* Data shown *
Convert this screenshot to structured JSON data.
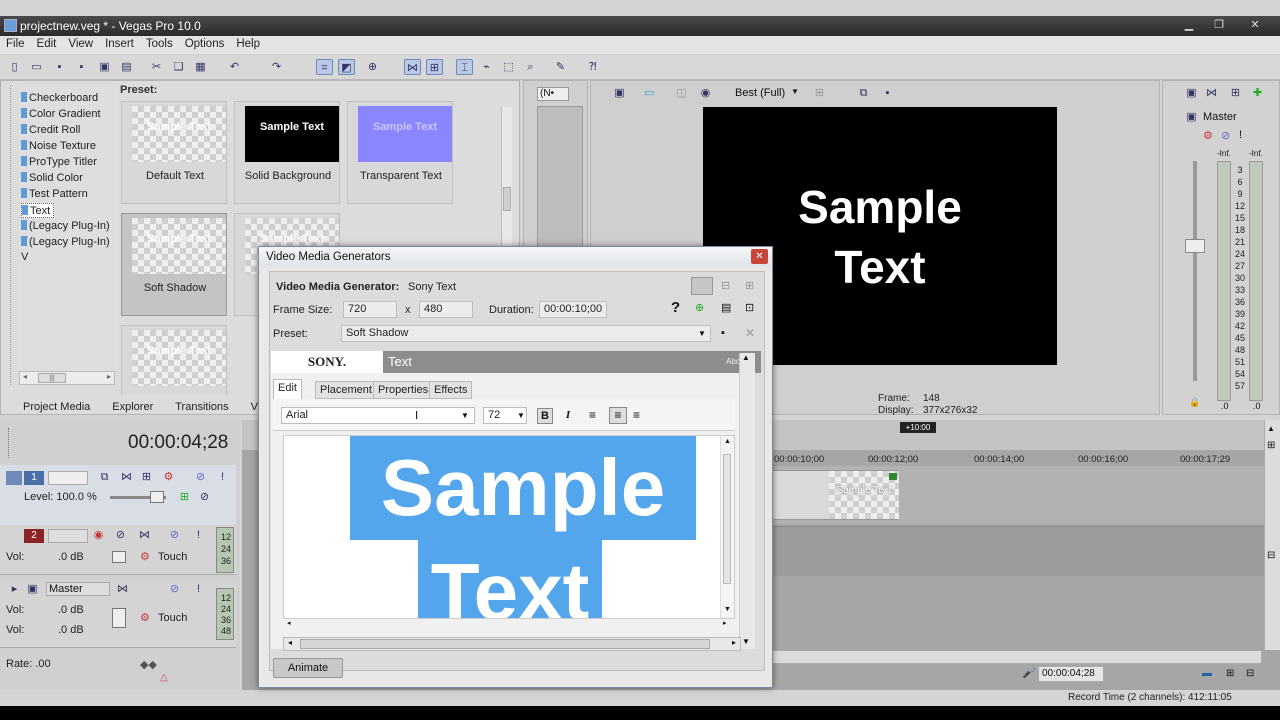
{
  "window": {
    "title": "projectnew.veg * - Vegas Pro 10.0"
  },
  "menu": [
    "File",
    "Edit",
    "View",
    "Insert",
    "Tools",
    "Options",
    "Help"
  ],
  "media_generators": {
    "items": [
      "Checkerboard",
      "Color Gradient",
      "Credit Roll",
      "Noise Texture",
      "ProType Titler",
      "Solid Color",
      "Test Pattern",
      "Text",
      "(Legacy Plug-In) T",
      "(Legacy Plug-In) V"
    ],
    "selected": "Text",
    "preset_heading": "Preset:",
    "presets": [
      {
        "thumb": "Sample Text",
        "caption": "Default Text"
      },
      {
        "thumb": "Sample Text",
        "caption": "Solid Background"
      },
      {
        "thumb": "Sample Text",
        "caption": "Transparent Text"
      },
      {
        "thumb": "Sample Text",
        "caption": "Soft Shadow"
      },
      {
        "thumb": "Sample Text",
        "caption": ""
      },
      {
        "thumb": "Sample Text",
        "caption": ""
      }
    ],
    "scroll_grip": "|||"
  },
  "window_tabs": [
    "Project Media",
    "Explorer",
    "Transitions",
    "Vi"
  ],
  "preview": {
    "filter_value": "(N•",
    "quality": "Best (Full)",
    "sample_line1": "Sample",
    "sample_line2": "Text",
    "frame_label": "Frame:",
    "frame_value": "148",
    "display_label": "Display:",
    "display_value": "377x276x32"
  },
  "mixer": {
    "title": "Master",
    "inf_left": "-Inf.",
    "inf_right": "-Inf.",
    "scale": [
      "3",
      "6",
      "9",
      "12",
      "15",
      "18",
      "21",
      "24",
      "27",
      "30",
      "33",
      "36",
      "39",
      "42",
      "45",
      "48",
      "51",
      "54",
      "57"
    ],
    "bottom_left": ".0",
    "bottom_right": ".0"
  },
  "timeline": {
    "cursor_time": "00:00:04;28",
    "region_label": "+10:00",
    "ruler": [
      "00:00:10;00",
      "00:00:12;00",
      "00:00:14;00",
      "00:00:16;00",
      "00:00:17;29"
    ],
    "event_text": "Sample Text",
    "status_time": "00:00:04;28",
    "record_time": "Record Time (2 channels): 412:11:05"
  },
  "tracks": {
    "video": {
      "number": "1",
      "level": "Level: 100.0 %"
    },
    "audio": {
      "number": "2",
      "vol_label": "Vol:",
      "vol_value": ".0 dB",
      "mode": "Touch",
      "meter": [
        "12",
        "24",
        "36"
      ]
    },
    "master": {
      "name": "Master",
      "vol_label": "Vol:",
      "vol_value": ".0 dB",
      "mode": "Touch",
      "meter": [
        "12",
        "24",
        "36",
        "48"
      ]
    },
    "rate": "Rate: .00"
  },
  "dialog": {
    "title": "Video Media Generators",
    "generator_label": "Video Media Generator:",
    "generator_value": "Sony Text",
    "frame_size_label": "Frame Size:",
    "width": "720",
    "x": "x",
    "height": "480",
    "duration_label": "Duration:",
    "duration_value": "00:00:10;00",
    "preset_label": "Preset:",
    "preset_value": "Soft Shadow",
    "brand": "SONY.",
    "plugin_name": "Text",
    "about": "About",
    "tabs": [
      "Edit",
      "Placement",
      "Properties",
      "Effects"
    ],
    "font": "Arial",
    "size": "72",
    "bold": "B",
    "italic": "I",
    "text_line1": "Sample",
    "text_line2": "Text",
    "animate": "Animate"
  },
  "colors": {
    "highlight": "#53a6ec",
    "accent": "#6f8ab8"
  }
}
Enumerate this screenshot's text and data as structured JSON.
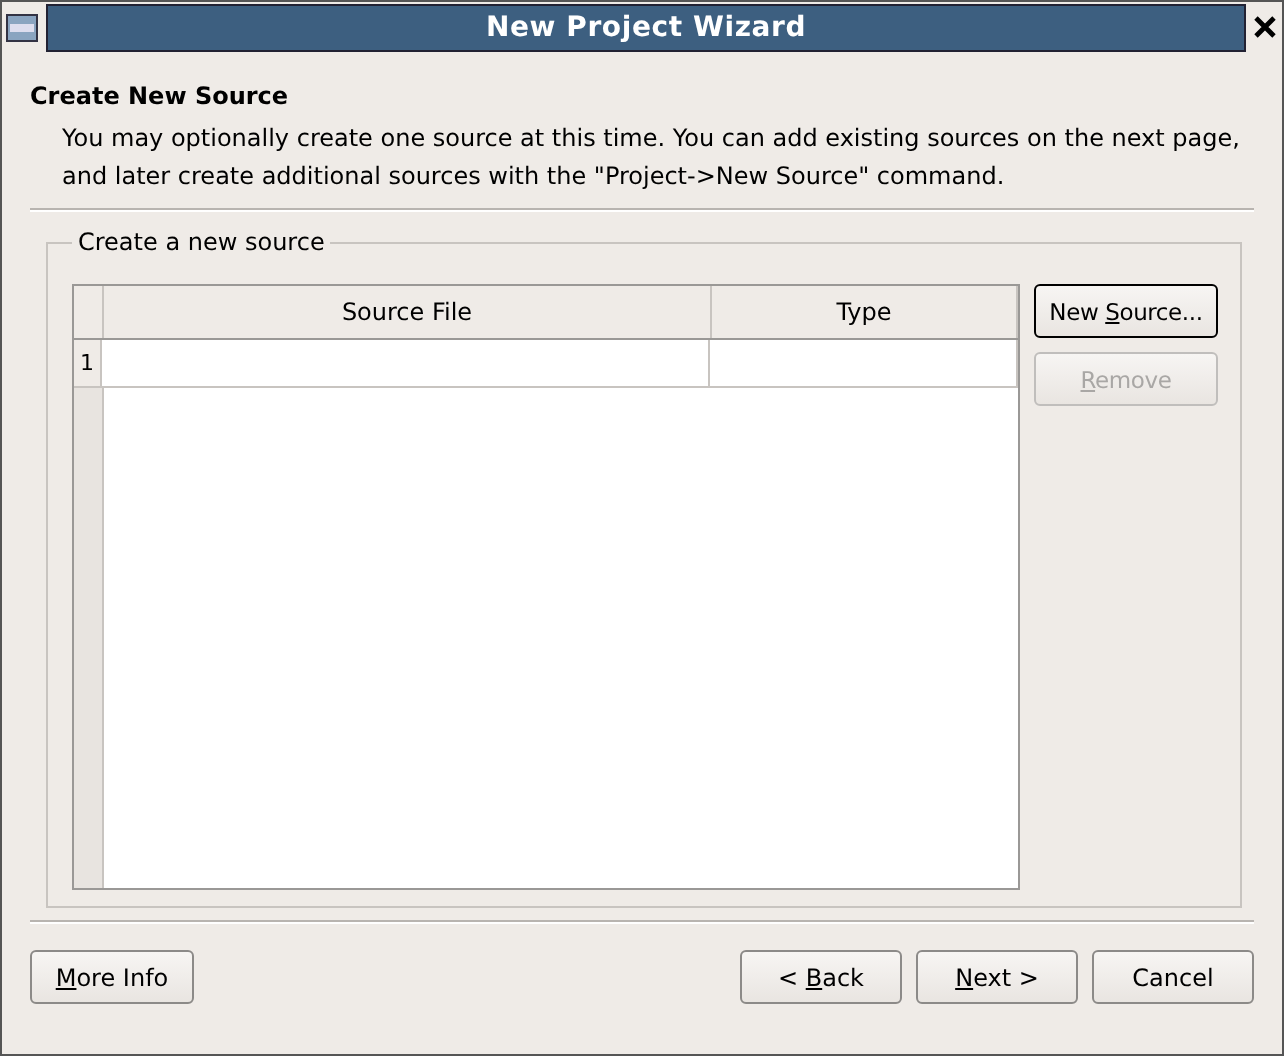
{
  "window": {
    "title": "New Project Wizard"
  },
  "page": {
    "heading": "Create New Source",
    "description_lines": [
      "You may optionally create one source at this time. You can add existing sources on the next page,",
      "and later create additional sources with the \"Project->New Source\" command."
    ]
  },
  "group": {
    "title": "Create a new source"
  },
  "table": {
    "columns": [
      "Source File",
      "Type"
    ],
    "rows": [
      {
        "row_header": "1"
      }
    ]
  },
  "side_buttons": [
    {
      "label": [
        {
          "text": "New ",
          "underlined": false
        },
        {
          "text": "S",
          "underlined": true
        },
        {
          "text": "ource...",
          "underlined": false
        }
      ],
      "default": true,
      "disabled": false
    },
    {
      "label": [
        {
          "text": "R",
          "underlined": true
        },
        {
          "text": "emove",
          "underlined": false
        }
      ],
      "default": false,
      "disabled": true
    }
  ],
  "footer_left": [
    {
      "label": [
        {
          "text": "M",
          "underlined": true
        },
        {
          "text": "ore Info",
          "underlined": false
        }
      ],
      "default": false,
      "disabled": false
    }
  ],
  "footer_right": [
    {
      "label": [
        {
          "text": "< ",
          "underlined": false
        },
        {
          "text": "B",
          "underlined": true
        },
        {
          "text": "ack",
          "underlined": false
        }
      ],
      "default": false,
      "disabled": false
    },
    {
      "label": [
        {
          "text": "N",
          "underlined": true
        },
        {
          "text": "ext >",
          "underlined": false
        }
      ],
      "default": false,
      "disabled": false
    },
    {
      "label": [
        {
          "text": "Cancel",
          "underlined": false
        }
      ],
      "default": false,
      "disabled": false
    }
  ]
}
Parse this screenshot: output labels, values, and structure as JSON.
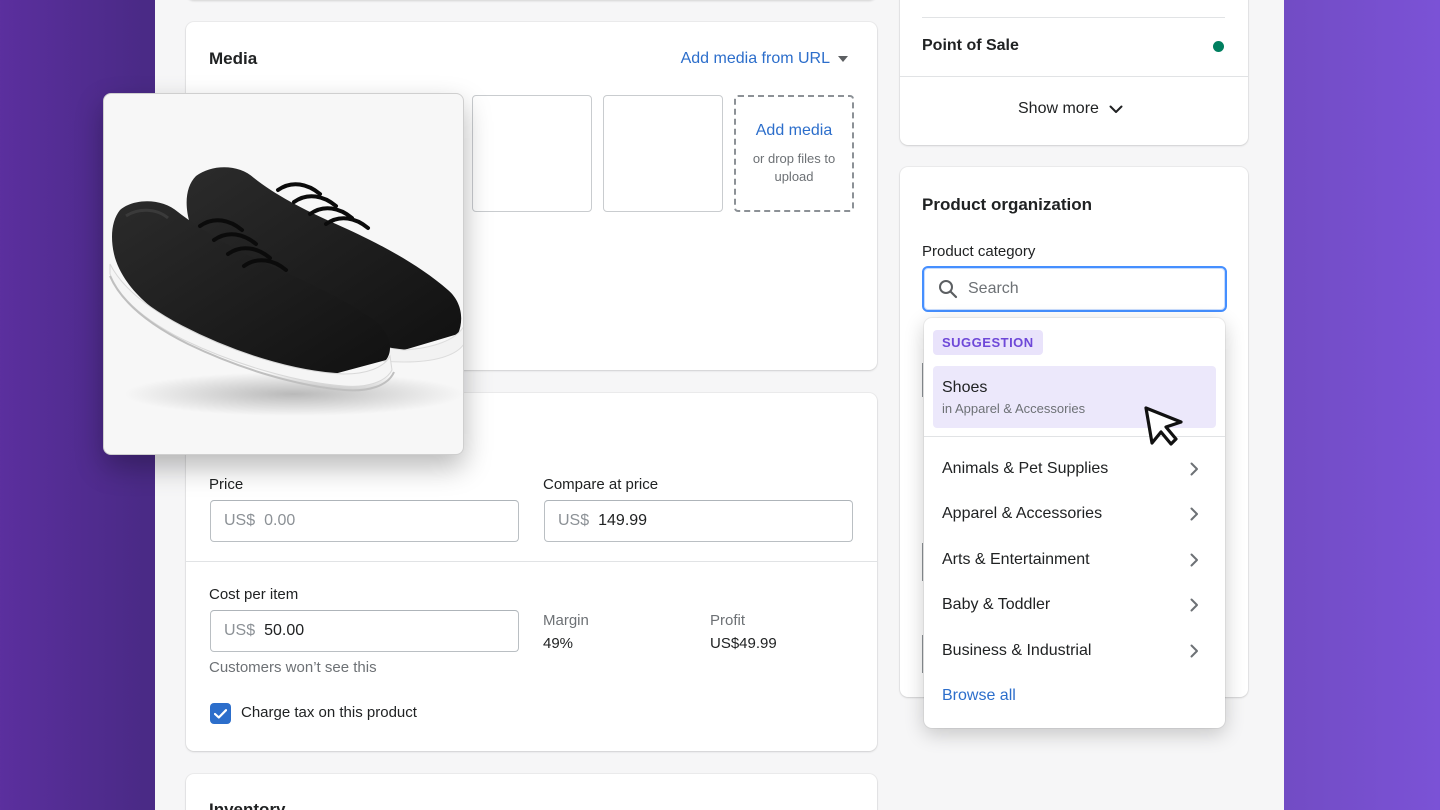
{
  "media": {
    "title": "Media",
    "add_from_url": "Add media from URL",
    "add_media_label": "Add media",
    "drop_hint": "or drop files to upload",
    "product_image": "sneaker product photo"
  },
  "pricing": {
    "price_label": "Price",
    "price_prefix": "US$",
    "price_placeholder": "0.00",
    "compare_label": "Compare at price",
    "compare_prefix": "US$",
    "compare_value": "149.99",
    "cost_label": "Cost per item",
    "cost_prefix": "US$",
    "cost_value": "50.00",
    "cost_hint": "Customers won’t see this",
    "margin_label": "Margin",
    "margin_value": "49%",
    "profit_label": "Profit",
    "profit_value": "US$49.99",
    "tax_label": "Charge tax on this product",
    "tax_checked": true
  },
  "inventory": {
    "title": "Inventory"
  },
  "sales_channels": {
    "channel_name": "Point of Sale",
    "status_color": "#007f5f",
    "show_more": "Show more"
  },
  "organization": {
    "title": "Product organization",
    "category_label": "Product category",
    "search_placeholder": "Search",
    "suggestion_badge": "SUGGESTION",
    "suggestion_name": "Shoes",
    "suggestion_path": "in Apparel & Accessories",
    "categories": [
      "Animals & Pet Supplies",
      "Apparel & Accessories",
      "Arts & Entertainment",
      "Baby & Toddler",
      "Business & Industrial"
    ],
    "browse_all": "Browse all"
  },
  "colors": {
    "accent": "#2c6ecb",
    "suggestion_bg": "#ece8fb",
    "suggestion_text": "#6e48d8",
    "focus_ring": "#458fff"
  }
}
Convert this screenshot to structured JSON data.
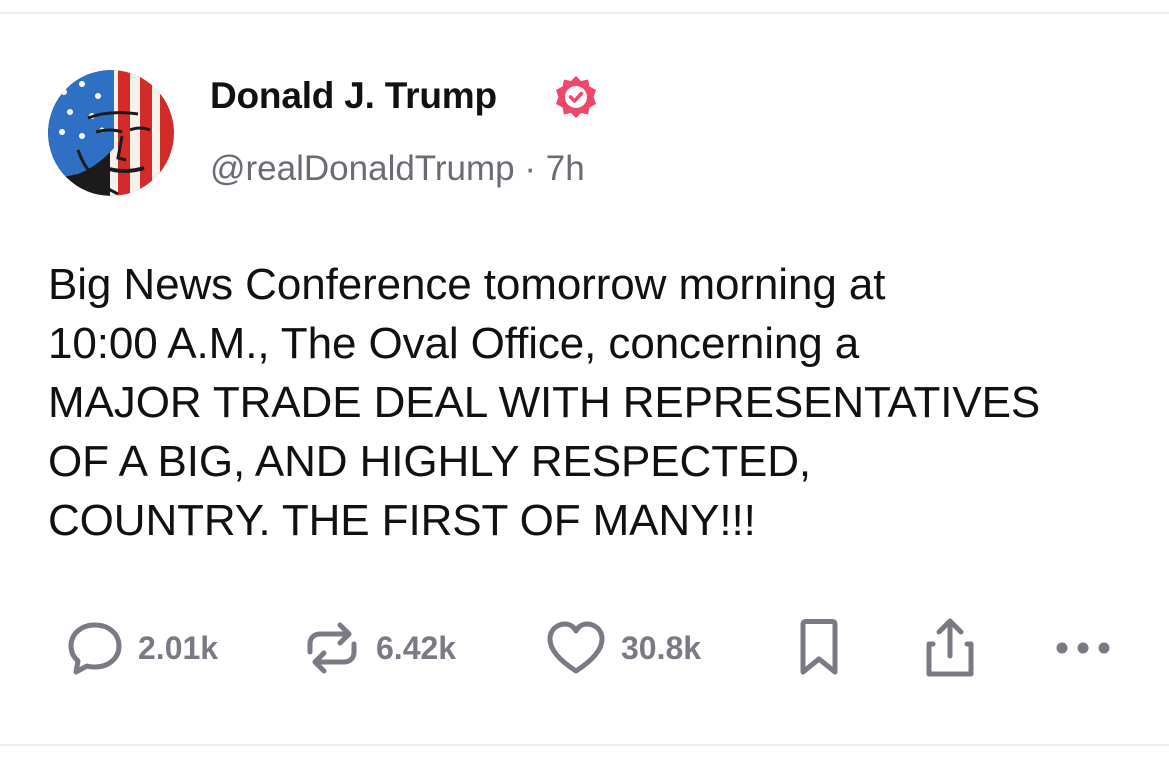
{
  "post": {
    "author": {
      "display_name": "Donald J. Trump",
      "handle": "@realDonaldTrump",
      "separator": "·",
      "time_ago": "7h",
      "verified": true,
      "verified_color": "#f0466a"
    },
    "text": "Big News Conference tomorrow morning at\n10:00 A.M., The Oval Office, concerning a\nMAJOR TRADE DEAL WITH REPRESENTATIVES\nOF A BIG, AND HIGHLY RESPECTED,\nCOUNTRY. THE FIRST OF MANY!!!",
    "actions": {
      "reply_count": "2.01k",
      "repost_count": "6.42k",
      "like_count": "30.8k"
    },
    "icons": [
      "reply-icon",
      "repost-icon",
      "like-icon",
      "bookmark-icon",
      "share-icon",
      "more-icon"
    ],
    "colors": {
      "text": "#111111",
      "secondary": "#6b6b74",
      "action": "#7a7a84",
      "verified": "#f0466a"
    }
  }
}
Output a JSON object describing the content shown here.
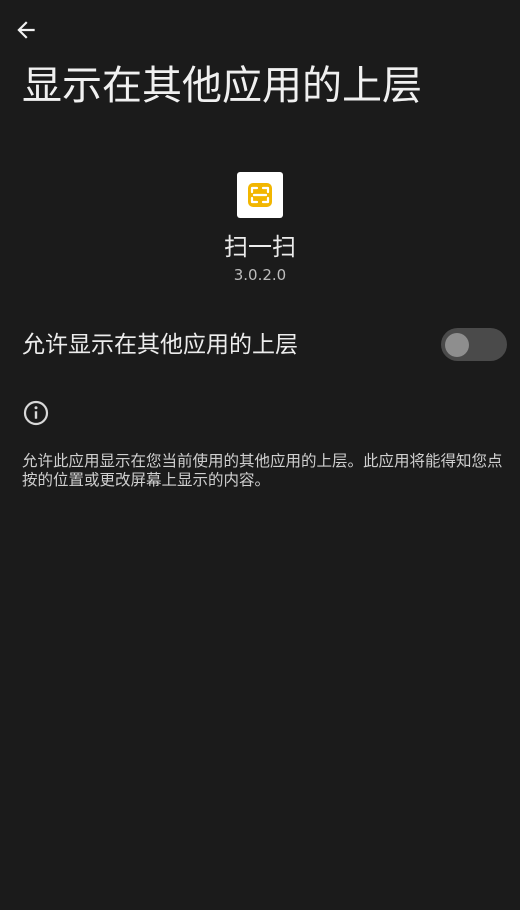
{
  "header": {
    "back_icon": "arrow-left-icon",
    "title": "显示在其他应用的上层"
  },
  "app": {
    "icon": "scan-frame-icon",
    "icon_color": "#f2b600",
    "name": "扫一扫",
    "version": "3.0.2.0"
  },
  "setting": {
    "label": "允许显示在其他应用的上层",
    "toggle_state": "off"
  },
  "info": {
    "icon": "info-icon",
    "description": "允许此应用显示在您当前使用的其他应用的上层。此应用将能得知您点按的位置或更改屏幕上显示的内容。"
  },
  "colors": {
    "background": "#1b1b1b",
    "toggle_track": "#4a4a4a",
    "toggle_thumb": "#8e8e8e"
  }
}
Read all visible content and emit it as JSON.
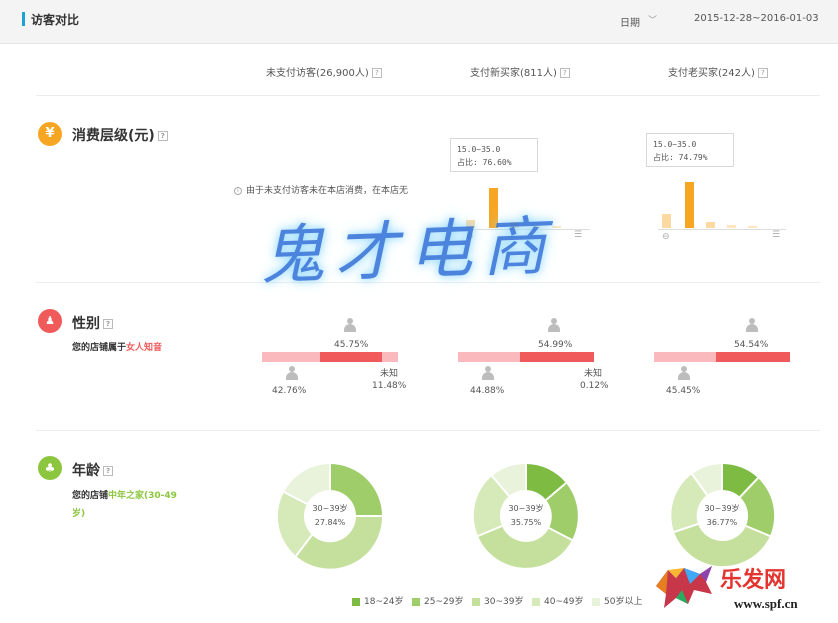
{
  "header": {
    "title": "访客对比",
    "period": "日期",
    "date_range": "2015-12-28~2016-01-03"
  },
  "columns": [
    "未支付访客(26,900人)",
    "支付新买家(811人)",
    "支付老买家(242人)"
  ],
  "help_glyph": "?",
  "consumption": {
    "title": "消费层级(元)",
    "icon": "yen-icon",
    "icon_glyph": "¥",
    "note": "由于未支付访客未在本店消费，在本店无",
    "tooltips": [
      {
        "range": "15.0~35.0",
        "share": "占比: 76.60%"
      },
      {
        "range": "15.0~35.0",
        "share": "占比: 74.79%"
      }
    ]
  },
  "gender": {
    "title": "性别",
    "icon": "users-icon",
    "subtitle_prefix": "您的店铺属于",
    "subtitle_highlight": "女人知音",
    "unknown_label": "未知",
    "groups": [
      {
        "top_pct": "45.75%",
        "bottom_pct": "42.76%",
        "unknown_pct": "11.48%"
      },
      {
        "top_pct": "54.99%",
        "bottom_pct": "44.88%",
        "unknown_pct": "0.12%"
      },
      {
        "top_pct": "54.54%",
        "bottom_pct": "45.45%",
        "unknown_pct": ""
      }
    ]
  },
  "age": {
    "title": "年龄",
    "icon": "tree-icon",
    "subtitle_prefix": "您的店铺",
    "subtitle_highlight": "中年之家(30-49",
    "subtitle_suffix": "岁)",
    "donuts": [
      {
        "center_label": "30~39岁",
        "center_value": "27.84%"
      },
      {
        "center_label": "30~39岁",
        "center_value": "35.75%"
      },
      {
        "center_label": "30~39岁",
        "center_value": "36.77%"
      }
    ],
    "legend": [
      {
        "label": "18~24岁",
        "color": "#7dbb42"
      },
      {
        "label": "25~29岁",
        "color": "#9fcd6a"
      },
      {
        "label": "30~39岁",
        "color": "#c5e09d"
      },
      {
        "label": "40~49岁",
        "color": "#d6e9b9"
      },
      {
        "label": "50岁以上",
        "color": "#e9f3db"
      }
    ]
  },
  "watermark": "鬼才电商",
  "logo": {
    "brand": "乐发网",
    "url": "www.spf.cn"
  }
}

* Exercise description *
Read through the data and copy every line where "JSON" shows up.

* Result of the exercise *
Convert this screenshot to structured JSON data.
Enumerate this screenshot's text and data as structured JSON.
Parse this screenshot: output labels, values, and structure as JSON.
Convert this screenshot to structured JSON data.
Output a JSON object describing the content shown here.
Read all visible content and emit it as JSON.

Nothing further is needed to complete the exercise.